Editor’s note: This is the 131st in a series of articles recalling vanished Huntington landmarks.
HUNTINGTON — When the 11-story Holiday Inn Downtown opened its doors in 1975, the centerpiece of the long-awaited hotel was the Club Pompeii. Some people described the supper club as “elegant,” while others shook their heads and called it “hopelessly tacky.” But whatever you wanted to call it, it was certainly the talk of the town.
Internationally known singing star Della Reese headlined an opening night concert Sept. 29 at the club, designed to capture the look of the ancient Roman city which provided the club its name.
Just outside the club’s entrance stood a replica Roman chariot that was used in the famed 1963 movie “Cleopatra.” Inside, the club’s decor featured bubbling fountains, marble statues custom carved in Naples and colorful murals depicting the people of Pompeii at play. The club’s diners were served by toga-clad waitresses, the wine list was a gold-clad scroll, and the champagne buckets were red-plumed Roman military helmets.
But what really had the town buzzing was the make-believe volcano that dominated the room. Modeled on Italy’s famed Mount Vesuvius, it “erupted” every 30 minutes. There would be a thunder-like roar, a cloud of smoke and then flashing red and orange lights that simulated the flow of lava down the volcano’s sides. Huntington had never seen anything like it, that’s for sure.
Opening the new hotel was a big gamble for Harold and Dodi Frankel. They invested everything they had — and everything they could borrow — in it. Ultimately, it was a gamble they lost.
In the decades since, the downtown hotel has changed hands and names more than once. But people still talk about the Club Pompeii — and that phony volcano.
Were you at the Club Pompeii?
Maybe you remember the volcano erupting as you celebrated a wedding anniversary, or posing by the fountains on a special birthday.

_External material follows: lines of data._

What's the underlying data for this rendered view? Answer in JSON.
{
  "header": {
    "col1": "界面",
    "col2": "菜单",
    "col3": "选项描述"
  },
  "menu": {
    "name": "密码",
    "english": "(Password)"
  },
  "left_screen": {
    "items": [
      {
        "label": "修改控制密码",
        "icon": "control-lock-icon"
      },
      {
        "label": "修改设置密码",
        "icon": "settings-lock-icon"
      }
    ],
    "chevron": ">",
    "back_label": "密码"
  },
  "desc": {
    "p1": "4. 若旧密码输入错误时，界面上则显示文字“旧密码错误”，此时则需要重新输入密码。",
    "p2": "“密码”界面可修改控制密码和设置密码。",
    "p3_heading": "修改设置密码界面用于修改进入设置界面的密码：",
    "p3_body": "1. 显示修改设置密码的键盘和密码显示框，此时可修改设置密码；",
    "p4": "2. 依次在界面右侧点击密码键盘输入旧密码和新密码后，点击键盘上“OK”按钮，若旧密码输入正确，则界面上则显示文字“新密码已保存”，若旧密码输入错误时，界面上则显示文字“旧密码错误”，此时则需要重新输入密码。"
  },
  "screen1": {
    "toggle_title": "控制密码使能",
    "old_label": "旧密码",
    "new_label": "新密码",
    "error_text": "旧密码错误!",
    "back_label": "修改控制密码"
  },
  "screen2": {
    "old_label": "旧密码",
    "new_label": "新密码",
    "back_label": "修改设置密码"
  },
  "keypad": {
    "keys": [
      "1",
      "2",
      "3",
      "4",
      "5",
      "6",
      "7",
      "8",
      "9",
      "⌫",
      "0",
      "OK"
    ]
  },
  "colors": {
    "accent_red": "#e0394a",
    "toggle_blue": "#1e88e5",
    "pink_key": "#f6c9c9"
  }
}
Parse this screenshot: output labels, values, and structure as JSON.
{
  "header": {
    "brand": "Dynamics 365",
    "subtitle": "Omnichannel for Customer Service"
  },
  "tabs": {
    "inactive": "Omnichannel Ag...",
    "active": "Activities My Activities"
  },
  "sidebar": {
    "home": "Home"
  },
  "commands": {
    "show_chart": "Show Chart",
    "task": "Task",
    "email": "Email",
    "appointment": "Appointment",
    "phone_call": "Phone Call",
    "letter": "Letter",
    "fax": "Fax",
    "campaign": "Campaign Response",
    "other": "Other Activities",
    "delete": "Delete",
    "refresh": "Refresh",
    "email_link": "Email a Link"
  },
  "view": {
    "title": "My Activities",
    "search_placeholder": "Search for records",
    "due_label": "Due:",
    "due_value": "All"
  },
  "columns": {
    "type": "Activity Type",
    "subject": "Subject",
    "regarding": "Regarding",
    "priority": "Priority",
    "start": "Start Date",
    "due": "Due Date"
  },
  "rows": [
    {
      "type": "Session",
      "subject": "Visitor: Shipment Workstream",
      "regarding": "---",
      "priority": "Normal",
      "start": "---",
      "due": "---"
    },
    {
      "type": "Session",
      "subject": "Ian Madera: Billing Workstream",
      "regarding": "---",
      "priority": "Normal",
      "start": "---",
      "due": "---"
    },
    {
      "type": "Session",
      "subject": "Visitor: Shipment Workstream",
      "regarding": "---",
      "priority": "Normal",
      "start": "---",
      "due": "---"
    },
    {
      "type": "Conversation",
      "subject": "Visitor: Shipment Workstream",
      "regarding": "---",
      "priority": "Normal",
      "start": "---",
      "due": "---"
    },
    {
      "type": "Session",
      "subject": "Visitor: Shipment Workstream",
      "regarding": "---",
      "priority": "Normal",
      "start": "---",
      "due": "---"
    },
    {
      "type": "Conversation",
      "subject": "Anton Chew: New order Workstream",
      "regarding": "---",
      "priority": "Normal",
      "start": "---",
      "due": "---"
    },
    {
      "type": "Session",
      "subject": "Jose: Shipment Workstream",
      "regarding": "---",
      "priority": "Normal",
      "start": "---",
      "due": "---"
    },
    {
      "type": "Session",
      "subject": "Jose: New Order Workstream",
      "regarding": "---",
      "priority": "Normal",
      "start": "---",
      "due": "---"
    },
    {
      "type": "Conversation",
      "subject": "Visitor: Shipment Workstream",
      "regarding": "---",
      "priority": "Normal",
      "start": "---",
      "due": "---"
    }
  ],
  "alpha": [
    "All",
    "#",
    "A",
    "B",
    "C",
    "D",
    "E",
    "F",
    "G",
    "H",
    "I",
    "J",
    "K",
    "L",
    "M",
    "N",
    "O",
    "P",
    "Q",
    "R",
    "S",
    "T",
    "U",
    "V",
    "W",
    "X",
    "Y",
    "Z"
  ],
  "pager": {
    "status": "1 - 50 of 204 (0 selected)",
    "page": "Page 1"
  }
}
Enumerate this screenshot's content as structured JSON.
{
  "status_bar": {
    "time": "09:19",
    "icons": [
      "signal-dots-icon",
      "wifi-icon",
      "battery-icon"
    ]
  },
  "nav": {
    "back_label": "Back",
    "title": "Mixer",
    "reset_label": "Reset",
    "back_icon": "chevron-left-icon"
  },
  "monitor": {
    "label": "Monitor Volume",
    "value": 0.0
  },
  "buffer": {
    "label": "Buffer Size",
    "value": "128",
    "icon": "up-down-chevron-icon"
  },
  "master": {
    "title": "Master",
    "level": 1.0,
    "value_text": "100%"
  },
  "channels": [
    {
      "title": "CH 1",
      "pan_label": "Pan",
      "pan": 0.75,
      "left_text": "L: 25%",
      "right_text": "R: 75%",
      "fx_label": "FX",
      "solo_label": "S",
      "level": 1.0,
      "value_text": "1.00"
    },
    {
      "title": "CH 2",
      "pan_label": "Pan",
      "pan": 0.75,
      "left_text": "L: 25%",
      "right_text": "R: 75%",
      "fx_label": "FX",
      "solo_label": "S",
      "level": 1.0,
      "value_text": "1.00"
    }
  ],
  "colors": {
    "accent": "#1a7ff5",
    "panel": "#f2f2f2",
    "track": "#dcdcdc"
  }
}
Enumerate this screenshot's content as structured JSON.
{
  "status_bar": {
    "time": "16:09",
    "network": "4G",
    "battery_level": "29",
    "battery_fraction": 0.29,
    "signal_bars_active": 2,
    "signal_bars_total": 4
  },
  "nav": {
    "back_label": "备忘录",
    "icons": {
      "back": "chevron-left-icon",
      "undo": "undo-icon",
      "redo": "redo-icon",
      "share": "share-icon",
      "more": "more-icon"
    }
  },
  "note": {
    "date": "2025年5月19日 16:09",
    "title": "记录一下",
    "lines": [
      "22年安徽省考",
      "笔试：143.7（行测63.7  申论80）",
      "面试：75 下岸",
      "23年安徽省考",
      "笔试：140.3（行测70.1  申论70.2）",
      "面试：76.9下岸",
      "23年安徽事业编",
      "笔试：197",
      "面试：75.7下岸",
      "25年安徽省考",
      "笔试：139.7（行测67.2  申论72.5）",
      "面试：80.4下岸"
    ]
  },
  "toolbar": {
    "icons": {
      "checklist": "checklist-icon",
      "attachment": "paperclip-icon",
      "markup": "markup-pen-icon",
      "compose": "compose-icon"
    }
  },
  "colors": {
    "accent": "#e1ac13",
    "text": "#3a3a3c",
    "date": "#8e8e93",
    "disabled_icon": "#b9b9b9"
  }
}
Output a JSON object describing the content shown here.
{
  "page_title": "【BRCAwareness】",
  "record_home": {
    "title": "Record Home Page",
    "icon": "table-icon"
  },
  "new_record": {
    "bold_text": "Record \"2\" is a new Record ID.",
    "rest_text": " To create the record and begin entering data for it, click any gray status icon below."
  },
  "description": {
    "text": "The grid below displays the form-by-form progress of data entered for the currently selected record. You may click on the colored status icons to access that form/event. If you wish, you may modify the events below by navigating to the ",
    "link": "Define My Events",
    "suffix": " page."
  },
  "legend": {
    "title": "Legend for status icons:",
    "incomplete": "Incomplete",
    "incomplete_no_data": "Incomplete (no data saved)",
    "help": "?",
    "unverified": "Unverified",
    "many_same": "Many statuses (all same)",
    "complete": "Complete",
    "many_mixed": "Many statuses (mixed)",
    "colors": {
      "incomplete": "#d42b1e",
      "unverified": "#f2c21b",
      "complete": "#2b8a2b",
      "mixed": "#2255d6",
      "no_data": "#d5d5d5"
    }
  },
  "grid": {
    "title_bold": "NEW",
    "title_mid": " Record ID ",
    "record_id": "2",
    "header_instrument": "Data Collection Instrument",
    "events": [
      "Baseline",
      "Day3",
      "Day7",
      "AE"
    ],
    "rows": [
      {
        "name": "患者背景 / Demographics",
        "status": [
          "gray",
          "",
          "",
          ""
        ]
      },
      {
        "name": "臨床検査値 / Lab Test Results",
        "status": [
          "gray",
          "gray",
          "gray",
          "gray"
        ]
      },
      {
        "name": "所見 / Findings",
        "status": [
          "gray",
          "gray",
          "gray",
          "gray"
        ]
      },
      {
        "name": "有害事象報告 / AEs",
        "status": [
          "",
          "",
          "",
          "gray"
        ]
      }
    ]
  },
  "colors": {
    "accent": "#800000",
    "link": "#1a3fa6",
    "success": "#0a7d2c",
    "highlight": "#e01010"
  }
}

If you have photos from Club Pompeii, we’d love to see them.
Send your photos to firstname.lastname@example.org.
Make sure to identify each person in your photos, and you can include a little information about what was going on when the photo was taken, if you like.